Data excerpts
----

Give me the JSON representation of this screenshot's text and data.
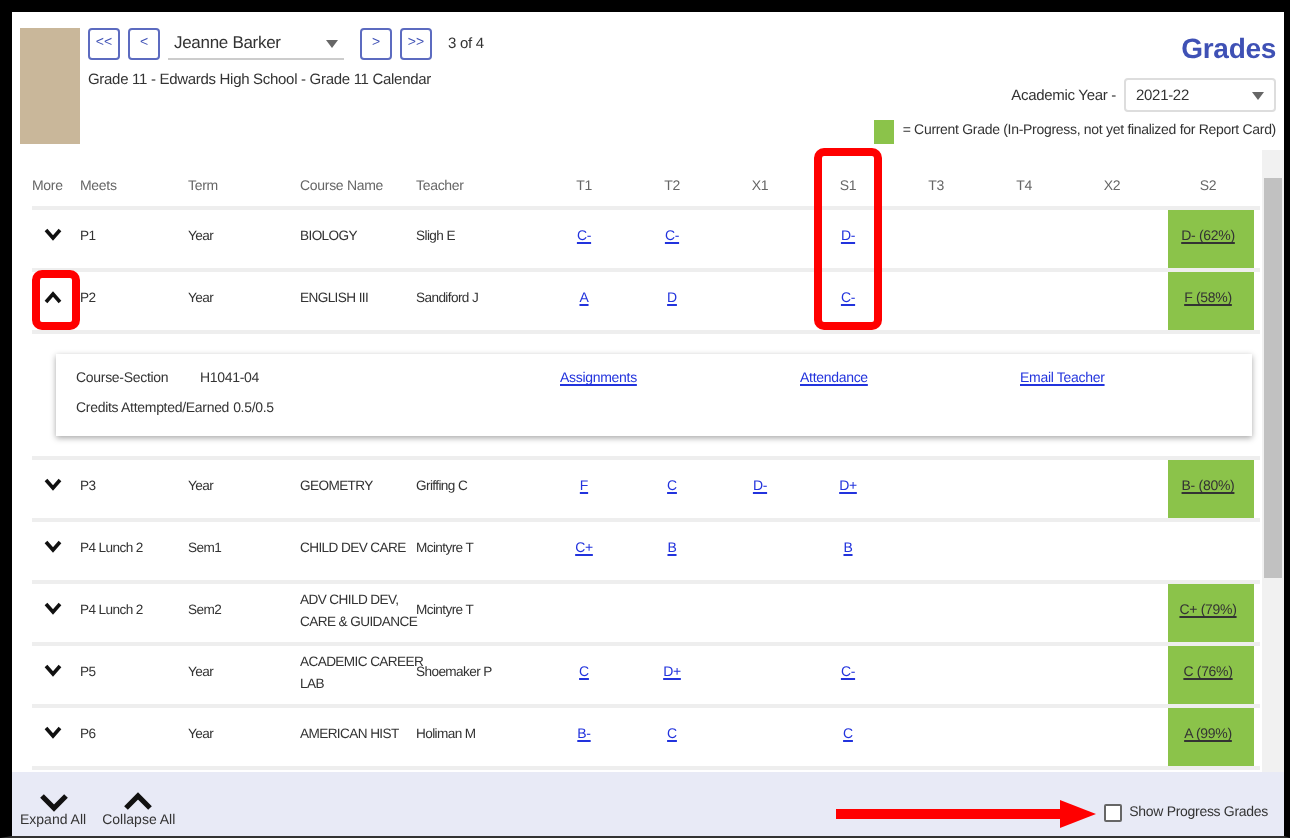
{
  "student": {
    "first_button": "<<",
    "prev_button": "<",
    "name": "Jeanne Barker",
    "next_button": ">",
    "last_button": ">>",
    "position": "3 of 4",
    "subtitle": "Grade 11 - Edwards High School - Grade 11 Calendar"
  },
  "page_title": "Grades",
  "academic_year": {
    "label": "Academic Year -",
    "value": "2021-22"
  },
  "legend": "= Current Grade (In-Progress, not yet finalized for Report Card)",
  "columns": [
    {
      "label": "More",
      "highlighted": false
    },
    {
      "label": "Meets",
      "highlighted": false
    },
    {
      "label": "Term",
      "highlighted": false
    },
    {
      "label": "Course Name",
      "highlighted": false
    },
    {
      "label": "Teacher",
      "highlighted": false
    },
    {
      "label": "T1",
      "highlighted": false
    },
    {
      "label": "T2",
      "highlighted": false
    },
    {
      "label": "X1",
      "highlighted": false
    },
    {
      "label": "S1",
      "highlighted": true
    },
    {
      "label": "T3",
      "highlighted": false
    },
    {
      "label": "T4",
      "highlighted": false
    },
    {
      "label": "X2",
      "highlighted": false
    },
    {
      "label": "S2",
      "highlighted": false
    }
  ],
  "rows": [
    {
      "expanded": false,
      "toggle_highlighted": false,
      "meets": "P1",
      "term": "Year",
      "course": "BIOLOGY",
      "teacher": "Sligh E",
      "grades": {
        "t1": {
          "grade": "C-",
          "current": false
        },
        "t2": {
          "grade": "C-",
          "current": false
        },
        "s1": {
          "grade": "D-",
          "current": false
        },
        "s2": {
          "grade": "D- (62%)",
          "current": true
        }
      }
    },
    {
      "expanded": true,
      "toggle_highlighted": true,
      "meets": "P2",
      "term": "Year",
      "course": "ENGLISH III",
      "teacher": "Sandiford J",
      "grades": {
        "t1": {
          "grade": "A",
          "current": false
        },
        "t2": {
          "grade": "D",
          "current": false
        },
        "s1": {
          "grade": "C-",
          "current": false
        },
        "s2": {
          "grade": "F (58%)",
          "current": true
        }
      },
      "details": {
        "section_label": "Course-Section",
        "section": "H1041-04",
        "credits_label": "Credits Attempted/Earned",
        "credits": "0.5/0.5",
        "links": [
          "Assignments",
          "Attendance",
          "Email Teacher"
        ]
      }
    },
    {
      "expanded": false,
      "toggle_highlighted": false,
      "meets": "P3",
      "term": "Year",
      "course": "GEOMETRY",
      "teacher": "Griffing C",
      "grades": {
        "t1": {
          "grade": "F",
          "current": false
        },
        "t2": {
          "grade": "C",
          "current": false
        },
        "x1": {
          "grade": "D-",
          "current": false
        },
        "s1": {
          "grade": "D+",
          "current": false
        },
        "s2": {
          "grade": "B- (80%)",
          "current": true
        }
      }
    },
    {
      "expanded": false,
      "toggle_highlighted": false,
      "meets": "P4 Lunch 2",
      "term": "Sem1",
      "course": "CHILD DEV CARE",
      "teacher": "Mcintyre T",
      "grades": {
        "t1": {
          "grade": "C+",
          "current": false
        },
        "t2": {
          "grade": "B",
          "current": false
        },
        "s1": {
          "grade": "B",
          "current": false
        }
      }
    },
    {
      "expanded": false,
      "toggle_highlighted": false,
      "meets": "P4 Lunch 2",
      "term": "Sem2",
      "course": "ADV CHILD DEV, CARE & GUIDANCE",
      "teacher": "Mcintyre T",
      "grades": {
        "s2": {
          "grade": "C+ (79%)",
          "current": true
        }
      }
    },
    {
      "expanded": false,
      "toggle_highlighted": false,
      "meets": "P5",
      "term": "Year",
      "course": "ACADEMIC CAREER LAB",
      "teacher": "Shoemaker P",
      "grades": {
        "t1": {
          "grade": "C",
          "current": false
        },
        "t2": {
          "grade": "D+",
          "current": false
        },
        "s1": {
          "grade": "C-",
          "current": false
        },
        "s2": {
          "grade": "C (76%)",
          "current": true
        }
      }
    },
    {
      "expanded": false,
      "toggle_highlighted": false,
      "meets": "P6",
      "term": "Year",
      "course": "AMERICAN HIST",
      "teacher": "Holiman M",
      "grades": {
        "t1": {
          "grade": "B-",
          "current": false
        },
        "t2": {
          "grade": "C",
          "current": false
        },
        "s1": {
          "grade": "C",
          "current": false
        },
        "s2": {
          "grade": "A (99%)",
          "current": true
        }
      }
    }
  ],
  "footer": {
    "expand_all": "Expand All",
    "collapse_all": "Collapse All",
    "progress": {
      "label": "Show Progress Grades",
      "checked": false,
      "arrow_pointing": true
    }
  }
}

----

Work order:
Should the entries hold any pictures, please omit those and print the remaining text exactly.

Your solution:
Give me the JSON representation of this screenshot's text and data.
{
  "student": {
    "first_button": "<<",
    "prev_button": "<",
    "name": "Jeanne Barker",
    "next_button": ">",
    "last_button": ">>",
    "position": "3 of 4",
    "subtitle": "Grade 11 - Edwards High School - Grade 11 Calendar"
  },
  "page_title": "Grades",
  "academic_year": {
    "label": "Academic Year -",
    "value": "2021-22"
  },
  "legend": "= Current Grade (In-Progress, not yet finalized for Report Card)",
  "columns": [
    {
      "label": "More",
      "highlighted": false
    },
    {
      "label": "Meets",
      "highlighted": false
    },
    {
      "label": "Term",
      "highlighted": false
    },
    {
      "label": "Course Name",
      "highlighted": false
    },
    {
      "label": "Teacher",
      "highlighted": false
    },
    {
      "label": "T1",
      "highlighted": false
    },
    {
      "label": "T2",
      "highlighted": false
    },
    {
      "label": "X1",
      "highlighted": false
    },
    {
      "label": "S1",
      "highlighted": true
    },
    {
      "label": "T3",
      "highlighted": false
    },
    {
      "label": "T4",
      "highlighted": false
    },
    {
      "label": "X2",
      "highlighted": false
    },
    {
      "label": "S2",
      "highlighted": false
    }
  ],
  "rows": [
    {
      "expanded": false,
      "toggle_highlighted": false,
      "meets": "P1",
      "term": "Year",
      "course": "BIOLOGY",
      "teacher": "Sligh E",
      "grades": {
        "t1": {
          "grade": "C-",
          "current": false
        },
        "t2": {
          "grade": "C-",
          "current": false
        },
        "s1": {
          "grade": "D-",
          "current": false
        },
        "s2": {
          "grade": "D- (62%)",
          "current": true
        }
      }
    },
    {
      "expanded": true,
      "toggle_highlighted": true,
      "meets": "P2",
      "term": "Year",
      "course": "ENGLISH III",
      "teacher": "Sandiford J",
      "grades": {
        "t1": {
          "grade": "A",
          "current": false
        },
        "t2": {
          "grade": "D",
          "current": false
        },
        "s1": {
          "grade": "C-",
          "current": false
        },
        "s2": {
          "grade": "F (58%)",
          "current": true
        }
      },
      "details": {
        "section_label": "Course-Section",
        "section": "H1041-04",
        "credits_label": "Credits Attempted/Earned",
        "credits": "0.5/0.5",
        "links": [
          "Assignments",
          "Attendance",
          "Email Teacher"
        ]
      }
    },
    {
      "expanded": false,
      "toggle_highlighted": false,
      "meets": "P3",
      "term": "Year",
      "course": "GEOMETRY",
      "teacher": "Griffing C",
      "grades": {
        "t1": {
          "grade": "F",
          "current": false
        },
        "t2": {
          "grade": "C",
          "current": false
        },
        "x1": {
          "grade": "D-",
          "current": false
        },
        "s1": {
          "grade": "D+",
          "current": false
        },
        "s2": {
          "grade": "B- (80%)",
          "current": true
        }
      }
    },
    {
      "expanded": false,
      "toggle_highlighted": false,
      "meets": "P4 Lunch 2",
      "term": "Sem1",
      "course": "CHILD DEV CARE",
      "teacher": "Mcintyre T",
      "grades": {
        "t1": {
          "grade": "C+",
          "current": false
        },
        "t2": {
          "grade": "B",
          "current": false
        },
        "s1": {
          "grade": "B",
          "current": false
        }
      }
    },
    {
      "expanded": false,
      "toggle_highlighted": false,
      "meets": "P4 Lunch 2",
      "term": "Sem2",
      "course": "ADV CHILD DEV, CARE & GUIDANCE",
      "teacher": "Mcintyre T",
      "grades": {
        "s2": {
          "grade": "C+ (79%)",
          "current": true
        }
      }
    },
    {
      "expanded": false,
      "toggle_highlighted": false,
      "meets": "P5",
      "term": "Year",
      "course": "ACADEMIC CAREER LAB",
      "teacher": "Shoemaker P",
      "grades": {
        "t1": {
          "grade": "C",
          "current": false
        },
        "t2": {
          "grade": "D+",
          "current": false
        },
        "s1": {
          "grade": "C-",
          "current": false
        },
        "s2": {
          "grade": "C (76%)",
          "current": true
        }
      }
    },
    {
      "expanded": false,
      "toggle_highlighted": false,
      "meets": "P6",
      "term": "Year",
      "course": "AMERICAN HIST",
      "teacher": "Holiman M",
      "grades": {
        "t1": {
          "grade": "B-",
          "current": false
        },
        "t2": {
          "grade": "C",
          "current": false
        },
        "s1": {
          "grade": "C",
          "current": false
        },
        "s2": {
          "grade": "A (99%)",
          "current": true
        }
      }
    }
  ],
  "footer": {
    "expand_all": "Expand All",
    "collapse_all": "Collapse All",
    "progress": {
      "label": "Show Progress Grades",
      "checked": false,
      "arrow_pointing": true
    }
  }
}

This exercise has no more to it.